A look back at a drop in the bucket
To understand these rejection rates better, I spent the last couple days looking through the ballot statistics of the previous six elections: The general and primary elections from 2020, 2018 and 2016. You can find my work here on Google Sheets, with the various things broken down into the sheets accessible at the bottom of the page.
If you’re looking solely at the rejection rate, then this year isn’t exactly an anomaly. The 2016 primary, for example, saw 5.67% of all mail ballots rejected. There have been several instances where the percentage of rejected ballots for a House district have crossed the 10% threshold with a couple that broke 25%. House District 38—the Bethel/Lower Kuskokwim district with the highest rejection rate in this election—had a rejection rate of 35.29% in the 2016 primary election.
While there have been higher rejection rates in the past, it’s important to keep in mind that mail voting was not widely used in those elections. When we talk about a 35.29% rejection rate for House District 38 in the 2016 primary, we’re talking about a year where 6 of 17 absentee by-mail ballots were rejected. That statewide rejection rate of 5.67% in the 2016 primary elections is based off 315 ballots of the 5,560 cast being rejected.
Sidenote: These extremely low numbers make me hesitate from drawing too many conclusions as some could be outliers rather than indicative of a long-running trend. Still, examining these different districts, it appears there’s certainly a trend of some districts regularly having higher rejection rates for mail ballots.
Still, even though previous years contain some eye-popping numbers for the percentage of mail ballots that were rejected, those rejections represent only a sliver of a sliver of the total number of ballots cast in those elections.

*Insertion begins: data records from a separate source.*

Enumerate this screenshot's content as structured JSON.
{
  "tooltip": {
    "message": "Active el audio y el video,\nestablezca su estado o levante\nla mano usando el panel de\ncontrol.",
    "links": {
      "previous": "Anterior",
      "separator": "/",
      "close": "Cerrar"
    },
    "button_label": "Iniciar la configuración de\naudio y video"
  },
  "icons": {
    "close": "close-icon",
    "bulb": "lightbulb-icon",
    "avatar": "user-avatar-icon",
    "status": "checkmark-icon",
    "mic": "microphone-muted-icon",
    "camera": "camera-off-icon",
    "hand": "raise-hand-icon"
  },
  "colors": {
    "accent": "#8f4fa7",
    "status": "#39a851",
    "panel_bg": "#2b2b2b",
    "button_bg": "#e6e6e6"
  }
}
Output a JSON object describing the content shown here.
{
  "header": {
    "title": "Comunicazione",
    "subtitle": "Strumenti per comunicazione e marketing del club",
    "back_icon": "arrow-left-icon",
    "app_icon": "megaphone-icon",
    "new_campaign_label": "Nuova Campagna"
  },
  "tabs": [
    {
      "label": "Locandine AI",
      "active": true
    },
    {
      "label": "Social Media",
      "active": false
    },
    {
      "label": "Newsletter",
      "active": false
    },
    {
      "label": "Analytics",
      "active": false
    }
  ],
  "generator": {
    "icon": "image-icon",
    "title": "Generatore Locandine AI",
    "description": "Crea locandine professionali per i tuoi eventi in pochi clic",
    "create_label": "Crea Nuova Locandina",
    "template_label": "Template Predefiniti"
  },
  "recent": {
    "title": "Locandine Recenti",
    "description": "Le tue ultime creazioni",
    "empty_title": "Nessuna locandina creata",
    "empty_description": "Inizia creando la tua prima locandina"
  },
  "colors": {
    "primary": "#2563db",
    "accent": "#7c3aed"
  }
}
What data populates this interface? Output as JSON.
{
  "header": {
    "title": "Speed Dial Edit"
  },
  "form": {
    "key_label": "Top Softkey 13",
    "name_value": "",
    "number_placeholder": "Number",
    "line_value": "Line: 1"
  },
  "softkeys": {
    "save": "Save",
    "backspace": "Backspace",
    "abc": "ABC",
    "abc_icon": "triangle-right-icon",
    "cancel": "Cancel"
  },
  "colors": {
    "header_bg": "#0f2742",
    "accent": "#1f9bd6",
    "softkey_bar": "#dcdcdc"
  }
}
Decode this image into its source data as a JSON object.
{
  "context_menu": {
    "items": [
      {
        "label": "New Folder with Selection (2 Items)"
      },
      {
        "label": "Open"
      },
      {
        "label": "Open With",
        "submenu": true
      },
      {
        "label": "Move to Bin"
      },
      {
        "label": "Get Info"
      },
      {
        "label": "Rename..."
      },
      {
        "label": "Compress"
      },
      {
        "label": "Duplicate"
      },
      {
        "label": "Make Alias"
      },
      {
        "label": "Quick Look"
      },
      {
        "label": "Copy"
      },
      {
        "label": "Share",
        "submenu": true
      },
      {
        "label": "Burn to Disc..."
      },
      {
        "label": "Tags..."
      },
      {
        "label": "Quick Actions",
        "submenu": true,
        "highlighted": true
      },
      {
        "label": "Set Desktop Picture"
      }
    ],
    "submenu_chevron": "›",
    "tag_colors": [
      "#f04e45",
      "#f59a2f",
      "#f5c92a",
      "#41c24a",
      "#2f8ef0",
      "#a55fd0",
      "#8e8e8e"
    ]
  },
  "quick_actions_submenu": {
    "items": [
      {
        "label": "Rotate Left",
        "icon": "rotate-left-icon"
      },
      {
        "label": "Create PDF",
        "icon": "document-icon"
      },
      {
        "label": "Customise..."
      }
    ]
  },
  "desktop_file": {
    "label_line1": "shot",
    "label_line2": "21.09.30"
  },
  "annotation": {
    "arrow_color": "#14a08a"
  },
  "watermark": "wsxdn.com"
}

For example, the city of Fairbanks has three cases where the ballot rejection rates in a House district was above 10% of mail ballots. Those percentages, though, reflected a grand total of 40 ballots rejected out of 273 by-mail ballots that were returned. A vast majority of voters cast their ballots with other methods, with 3,904 total votes counted across those three instances. It may be a 14.6% rejection rate for mail ballots, but it affected less than 1% of all votes cast in that district.
It’s a similar story for rural Alaska districts. The 2016 primary election where the Bethel/Lower Kuskokwim had the 35.29% rejection rate for mail ballots saw a grand total of 2,908 votes ultimately counted. The 6 rejected mail ballots accounted for less than 0.2% of the total votes cast.

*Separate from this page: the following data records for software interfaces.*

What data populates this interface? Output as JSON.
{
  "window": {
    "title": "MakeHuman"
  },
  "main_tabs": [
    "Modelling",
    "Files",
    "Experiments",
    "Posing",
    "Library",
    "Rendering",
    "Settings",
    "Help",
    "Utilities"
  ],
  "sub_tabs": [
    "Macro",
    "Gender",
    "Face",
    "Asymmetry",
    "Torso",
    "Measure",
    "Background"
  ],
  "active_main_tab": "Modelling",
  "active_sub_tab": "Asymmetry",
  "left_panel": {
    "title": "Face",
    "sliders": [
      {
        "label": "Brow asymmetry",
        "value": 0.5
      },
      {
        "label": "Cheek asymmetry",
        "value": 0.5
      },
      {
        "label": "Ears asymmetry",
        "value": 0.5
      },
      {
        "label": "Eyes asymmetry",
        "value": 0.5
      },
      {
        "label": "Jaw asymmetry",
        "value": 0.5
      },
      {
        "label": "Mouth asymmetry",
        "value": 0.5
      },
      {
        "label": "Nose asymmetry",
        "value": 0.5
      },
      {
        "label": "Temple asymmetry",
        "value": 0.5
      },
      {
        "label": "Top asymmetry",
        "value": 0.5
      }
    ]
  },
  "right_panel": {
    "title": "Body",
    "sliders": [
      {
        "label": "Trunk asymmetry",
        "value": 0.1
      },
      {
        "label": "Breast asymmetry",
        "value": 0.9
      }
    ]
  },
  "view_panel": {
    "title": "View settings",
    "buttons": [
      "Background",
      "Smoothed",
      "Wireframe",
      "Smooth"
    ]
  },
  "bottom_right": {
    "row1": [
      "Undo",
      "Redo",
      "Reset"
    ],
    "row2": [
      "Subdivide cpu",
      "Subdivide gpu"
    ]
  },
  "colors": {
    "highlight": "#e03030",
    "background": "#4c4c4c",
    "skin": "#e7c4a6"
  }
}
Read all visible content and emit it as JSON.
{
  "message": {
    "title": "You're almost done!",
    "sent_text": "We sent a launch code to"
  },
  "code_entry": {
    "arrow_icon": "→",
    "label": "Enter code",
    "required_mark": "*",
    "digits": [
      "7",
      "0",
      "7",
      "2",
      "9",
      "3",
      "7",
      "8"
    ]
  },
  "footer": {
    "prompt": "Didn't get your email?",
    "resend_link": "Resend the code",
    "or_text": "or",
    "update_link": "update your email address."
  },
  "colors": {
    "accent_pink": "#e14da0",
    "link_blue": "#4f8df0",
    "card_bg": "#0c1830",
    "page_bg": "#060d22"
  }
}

Those huge rejection rates of the past only affected a tiny fraction of the overall votes cast. It means the problem has never been huge compared to the total votes cast, but it’s amplified significantly in a by-mail election. This year’s rejection rates may be lower than the highs set in the 2016 primary election, but they’re being applied to many, many more ballots. The 16.91% rejection rate that the Bethel/Lower Kuskokwim district may be about half of its highest-ever rejection rate, but because most ballots were cast via mail that rate applies to all 2,123 ballots that have been sent in. The 359 rejected ballots from that district are nearly nine times more than all the ballots rejected over the last six elections combined.
Exactly what has caused this trend and what, if anything, the state should be doing about it is a story for another day but it’s hard to overlook the fact that voters in rural Alaska and a handful of other areas of the state have consistently—for whatever reason—seen a larger number of their mail ballots not counted than other areas of the state.

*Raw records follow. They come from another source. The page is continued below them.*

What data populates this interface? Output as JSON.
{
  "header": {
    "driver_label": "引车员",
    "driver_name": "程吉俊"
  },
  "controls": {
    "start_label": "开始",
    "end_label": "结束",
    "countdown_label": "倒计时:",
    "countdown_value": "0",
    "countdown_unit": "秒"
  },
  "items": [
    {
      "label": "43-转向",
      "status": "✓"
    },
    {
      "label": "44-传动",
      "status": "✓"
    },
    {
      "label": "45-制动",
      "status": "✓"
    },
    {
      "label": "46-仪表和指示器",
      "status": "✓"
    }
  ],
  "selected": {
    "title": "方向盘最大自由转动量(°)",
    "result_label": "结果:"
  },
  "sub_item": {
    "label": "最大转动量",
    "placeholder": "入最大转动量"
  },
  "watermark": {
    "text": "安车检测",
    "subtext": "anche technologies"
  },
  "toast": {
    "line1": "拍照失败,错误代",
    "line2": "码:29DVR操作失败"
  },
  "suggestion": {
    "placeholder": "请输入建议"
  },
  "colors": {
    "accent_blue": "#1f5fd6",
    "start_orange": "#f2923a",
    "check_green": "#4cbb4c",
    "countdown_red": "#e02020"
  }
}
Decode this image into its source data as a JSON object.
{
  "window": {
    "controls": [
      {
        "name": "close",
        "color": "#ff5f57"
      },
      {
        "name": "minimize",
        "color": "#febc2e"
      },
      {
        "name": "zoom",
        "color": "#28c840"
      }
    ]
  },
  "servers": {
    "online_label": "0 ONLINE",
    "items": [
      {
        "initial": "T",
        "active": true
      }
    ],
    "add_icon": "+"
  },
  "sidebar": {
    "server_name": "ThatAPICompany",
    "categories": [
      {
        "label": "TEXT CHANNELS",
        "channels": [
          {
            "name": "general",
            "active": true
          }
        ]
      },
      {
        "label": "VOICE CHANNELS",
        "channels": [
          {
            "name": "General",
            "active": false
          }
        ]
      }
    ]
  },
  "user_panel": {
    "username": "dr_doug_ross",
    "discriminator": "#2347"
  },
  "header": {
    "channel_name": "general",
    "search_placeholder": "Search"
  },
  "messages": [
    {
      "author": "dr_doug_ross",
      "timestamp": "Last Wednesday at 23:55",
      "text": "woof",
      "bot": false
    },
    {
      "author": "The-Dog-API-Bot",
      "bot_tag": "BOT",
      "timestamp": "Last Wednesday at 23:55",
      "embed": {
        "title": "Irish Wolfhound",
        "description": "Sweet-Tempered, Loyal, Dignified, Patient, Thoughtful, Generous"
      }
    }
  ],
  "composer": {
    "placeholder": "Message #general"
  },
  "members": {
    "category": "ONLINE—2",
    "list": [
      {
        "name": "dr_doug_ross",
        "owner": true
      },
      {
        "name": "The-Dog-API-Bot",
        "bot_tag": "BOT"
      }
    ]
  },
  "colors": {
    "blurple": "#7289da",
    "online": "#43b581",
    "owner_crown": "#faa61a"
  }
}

Next time: One weird trick for lowering the ballot rejection rate.